In Doncaster, me and my friends would refer to our town as ‘The Donx’, aware that our home was just as famous for being the most violent town in South Yorkshire as it was for horseracing. In Sunderland we would joke that there were more pasty shops per head than anywhere else in the country. Which is a fact we made up, though if someone was to tell me it was true, it wouldn’t surprise me in the slightest.

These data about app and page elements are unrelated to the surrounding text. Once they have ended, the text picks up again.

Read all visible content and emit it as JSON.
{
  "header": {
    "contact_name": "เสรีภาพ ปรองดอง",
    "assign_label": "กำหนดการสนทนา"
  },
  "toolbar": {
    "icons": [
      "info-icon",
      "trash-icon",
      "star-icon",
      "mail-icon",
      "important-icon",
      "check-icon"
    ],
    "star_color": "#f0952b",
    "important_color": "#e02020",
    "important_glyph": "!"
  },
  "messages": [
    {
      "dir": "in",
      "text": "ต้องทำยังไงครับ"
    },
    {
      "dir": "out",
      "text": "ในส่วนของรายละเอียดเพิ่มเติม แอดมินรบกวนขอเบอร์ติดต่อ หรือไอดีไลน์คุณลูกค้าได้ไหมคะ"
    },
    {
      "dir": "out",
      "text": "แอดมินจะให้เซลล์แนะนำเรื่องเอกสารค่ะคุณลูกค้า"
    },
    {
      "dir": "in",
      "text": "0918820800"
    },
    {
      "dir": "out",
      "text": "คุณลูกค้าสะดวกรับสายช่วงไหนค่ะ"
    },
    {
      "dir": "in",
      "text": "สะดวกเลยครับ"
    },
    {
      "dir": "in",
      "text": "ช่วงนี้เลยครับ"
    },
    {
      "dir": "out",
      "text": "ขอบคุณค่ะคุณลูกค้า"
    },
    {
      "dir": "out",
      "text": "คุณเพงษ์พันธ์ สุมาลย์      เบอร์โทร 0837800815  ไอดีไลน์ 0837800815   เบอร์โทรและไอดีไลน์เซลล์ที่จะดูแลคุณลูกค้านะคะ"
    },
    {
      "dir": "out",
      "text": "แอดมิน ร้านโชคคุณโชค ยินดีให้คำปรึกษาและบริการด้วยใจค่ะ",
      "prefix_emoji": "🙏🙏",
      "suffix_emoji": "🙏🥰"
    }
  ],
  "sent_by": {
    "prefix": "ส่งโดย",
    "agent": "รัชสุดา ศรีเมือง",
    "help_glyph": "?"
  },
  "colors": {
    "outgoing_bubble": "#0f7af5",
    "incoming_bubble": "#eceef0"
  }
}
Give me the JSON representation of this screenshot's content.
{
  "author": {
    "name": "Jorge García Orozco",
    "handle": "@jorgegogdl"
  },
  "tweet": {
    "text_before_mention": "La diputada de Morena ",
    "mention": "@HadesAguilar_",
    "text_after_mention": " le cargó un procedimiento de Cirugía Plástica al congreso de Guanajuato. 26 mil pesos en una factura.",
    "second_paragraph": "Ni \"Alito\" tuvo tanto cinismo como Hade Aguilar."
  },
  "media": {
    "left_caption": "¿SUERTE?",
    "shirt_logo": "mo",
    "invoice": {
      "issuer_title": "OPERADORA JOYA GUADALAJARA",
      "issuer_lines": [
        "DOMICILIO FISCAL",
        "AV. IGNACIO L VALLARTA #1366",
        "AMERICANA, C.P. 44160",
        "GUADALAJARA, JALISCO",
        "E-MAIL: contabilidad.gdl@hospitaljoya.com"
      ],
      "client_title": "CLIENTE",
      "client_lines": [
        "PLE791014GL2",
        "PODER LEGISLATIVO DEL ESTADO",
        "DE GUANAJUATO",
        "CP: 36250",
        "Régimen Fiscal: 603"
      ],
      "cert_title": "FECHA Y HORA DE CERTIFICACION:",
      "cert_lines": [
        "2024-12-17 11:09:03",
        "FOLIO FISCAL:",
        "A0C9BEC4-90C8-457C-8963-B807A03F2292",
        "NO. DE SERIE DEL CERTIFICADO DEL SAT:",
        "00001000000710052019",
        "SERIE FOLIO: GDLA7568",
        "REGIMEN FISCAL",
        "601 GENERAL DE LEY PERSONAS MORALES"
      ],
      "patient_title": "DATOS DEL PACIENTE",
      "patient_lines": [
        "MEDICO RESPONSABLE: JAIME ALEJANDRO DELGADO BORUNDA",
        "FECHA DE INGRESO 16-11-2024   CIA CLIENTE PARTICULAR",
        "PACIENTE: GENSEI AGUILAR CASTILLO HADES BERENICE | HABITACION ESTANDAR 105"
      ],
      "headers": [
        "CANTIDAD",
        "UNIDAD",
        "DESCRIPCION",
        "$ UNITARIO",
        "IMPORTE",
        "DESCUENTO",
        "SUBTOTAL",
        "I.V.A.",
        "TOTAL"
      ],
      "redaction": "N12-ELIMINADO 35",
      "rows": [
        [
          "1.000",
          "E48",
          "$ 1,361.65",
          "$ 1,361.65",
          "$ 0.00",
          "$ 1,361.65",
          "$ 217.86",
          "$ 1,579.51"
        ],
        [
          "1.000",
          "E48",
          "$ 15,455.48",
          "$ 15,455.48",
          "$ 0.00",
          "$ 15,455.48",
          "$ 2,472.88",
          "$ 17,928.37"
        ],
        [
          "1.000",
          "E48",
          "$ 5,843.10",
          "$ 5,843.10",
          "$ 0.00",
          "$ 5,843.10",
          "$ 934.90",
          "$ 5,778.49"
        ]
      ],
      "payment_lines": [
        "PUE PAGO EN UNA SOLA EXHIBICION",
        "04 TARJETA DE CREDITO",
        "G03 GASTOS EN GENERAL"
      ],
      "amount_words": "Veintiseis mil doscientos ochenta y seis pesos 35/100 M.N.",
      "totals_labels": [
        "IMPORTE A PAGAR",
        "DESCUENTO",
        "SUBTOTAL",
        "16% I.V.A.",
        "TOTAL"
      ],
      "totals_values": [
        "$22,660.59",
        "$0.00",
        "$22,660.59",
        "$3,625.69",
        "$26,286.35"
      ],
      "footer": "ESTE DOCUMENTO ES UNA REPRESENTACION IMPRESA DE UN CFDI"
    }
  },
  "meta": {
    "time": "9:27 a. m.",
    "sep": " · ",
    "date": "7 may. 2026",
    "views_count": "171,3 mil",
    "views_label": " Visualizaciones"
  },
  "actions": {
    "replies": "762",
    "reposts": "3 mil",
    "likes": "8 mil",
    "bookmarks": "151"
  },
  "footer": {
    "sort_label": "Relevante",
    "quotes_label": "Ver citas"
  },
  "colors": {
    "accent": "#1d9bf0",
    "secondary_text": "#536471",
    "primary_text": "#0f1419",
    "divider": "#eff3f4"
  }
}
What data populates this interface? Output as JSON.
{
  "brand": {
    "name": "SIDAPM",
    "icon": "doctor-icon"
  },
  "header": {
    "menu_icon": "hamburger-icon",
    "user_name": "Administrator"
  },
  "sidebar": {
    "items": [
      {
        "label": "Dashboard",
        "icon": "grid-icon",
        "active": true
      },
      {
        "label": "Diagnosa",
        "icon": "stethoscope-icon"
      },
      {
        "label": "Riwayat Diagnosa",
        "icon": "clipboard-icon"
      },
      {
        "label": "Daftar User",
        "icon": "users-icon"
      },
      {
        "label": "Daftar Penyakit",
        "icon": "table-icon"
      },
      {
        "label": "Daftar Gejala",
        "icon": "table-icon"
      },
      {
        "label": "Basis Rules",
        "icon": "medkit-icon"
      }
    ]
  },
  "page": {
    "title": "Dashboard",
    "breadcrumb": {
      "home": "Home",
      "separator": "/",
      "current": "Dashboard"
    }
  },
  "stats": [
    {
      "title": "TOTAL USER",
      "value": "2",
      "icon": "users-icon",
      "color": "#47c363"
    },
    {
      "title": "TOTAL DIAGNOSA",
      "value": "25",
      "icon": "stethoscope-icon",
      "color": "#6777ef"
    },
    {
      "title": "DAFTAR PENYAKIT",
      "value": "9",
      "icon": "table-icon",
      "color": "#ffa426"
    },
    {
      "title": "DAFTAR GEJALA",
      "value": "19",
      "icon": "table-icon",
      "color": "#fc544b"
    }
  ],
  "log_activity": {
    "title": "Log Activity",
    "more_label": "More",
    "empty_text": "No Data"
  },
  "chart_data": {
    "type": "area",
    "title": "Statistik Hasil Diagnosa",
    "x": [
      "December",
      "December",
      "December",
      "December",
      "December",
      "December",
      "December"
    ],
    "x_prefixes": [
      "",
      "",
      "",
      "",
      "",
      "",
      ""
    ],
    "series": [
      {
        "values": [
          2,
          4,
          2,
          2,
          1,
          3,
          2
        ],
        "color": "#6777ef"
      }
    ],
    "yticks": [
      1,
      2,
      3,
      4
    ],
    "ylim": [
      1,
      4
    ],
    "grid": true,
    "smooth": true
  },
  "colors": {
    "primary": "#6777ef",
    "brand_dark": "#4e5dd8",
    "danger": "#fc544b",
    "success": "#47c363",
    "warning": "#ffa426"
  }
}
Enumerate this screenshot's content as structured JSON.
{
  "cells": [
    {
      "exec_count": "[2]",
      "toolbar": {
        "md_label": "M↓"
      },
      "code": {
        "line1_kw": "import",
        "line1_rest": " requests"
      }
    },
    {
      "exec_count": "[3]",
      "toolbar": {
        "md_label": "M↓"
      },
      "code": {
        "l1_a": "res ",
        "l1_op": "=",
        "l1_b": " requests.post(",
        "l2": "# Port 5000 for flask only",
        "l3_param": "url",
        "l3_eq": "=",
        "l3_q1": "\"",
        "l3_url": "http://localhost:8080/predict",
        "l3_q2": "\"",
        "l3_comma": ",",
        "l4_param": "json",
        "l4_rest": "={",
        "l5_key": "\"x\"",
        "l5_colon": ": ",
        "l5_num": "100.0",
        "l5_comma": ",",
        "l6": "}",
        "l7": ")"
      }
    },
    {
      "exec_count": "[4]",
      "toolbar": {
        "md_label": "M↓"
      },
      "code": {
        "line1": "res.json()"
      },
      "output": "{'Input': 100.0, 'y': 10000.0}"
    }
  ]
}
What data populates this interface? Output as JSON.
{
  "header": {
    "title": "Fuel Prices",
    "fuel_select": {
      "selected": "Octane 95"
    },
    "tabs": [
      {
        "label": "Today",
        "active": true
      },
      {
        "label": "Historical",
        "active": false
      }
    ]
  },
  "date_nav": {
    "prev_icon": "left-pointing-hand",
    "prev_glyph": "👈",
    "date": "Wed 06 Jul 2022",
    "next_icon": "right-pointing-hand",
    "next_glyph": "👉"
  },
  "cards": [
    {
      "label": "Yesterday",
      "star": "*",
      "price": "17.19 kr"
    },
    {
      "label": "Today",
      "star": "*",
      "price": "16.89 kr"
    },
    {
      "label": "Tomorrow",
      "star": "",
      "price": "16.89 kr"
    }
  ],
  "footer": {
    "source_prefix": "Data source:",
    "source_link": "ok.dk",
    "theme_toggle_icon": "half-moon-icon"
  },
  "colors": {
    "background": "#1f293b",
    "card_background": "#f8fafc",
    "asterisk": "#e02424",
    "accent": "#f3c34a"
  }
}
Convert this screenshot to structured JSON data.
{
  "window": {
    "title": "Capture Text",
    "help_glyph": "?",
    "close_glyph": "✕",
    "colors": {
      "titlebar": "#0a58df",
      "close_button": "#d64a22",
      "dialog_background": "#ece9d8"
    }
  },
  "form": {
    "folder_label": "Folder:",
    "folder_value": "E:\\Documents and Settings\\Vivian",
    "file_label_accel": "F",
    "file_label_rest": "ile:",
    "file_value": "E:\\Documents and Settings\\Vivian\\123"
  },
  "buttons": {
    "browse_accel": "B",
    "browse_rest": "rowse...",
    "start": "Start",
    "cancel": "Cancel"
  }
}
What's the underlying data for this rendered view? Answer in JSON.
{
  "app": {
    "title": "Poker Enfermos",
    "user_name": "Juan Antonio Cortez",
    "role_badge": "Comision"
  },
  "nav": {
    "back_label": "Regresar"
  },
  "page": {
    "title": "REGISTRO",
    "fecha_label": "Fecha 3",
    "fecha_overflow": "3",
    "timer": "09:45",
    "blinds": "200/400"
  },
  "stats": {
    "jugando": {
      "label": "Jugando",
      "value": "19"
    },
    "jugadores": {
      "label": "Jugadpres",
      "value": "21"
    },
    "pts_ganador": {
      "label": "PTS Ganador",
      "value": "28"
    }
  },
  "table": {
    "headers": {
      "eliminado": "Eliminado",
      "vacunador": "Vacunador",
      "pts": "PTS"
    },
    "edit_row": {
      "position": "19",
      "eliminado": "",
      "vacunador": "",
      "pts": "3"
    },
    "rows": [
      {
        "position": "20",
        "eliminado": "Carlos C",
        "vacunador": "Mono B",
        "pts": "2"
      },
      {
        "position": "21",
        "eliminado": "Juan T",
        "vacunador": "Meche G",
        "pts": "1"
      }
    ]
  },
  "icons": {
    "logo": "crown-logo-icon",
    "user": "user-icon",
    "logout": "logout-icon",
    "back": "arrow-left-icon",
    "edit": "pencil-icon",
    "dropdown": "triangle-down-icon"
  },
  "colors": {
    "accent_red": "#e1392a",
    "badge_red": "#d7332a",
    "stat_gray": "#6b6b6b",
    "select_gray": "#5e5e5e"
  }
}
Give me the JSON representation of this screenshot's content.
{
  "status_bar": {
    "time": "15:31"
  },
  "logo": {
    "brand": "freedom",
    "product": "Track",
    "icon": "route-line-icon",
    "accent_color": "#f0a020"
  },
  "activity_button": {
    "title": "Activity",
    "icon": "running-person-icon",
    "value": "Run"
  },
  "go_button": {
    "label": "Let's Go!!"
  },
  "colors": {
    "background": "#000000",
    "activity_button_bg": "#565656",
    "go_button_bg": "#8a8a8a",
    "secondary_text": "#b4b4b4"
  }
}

And so for years, perversely, I enjoyed the yearly publication of the iLiveHere list. Much of this was about saving face. If where I lived wasn’t going to be famous for something good, at least I could celebrate it being famous for something. In both Doncaster and Sunderland I was keenly aware of the brutal decline of the industries that supported the area. In Doncaster, coal. In Sunderland, shipbuilding. But now we had a new industry; misery and deprivation. And we excelled in production. When The Idler’s ‘Crap Towns: the 50 Worst Place to Live in the UK’ was published in 2003, a book that arguably kickstarted the trend of ranking the UK’s most beleaguered towns, it was a Christmas stocking filler that was met with mirth, not shame.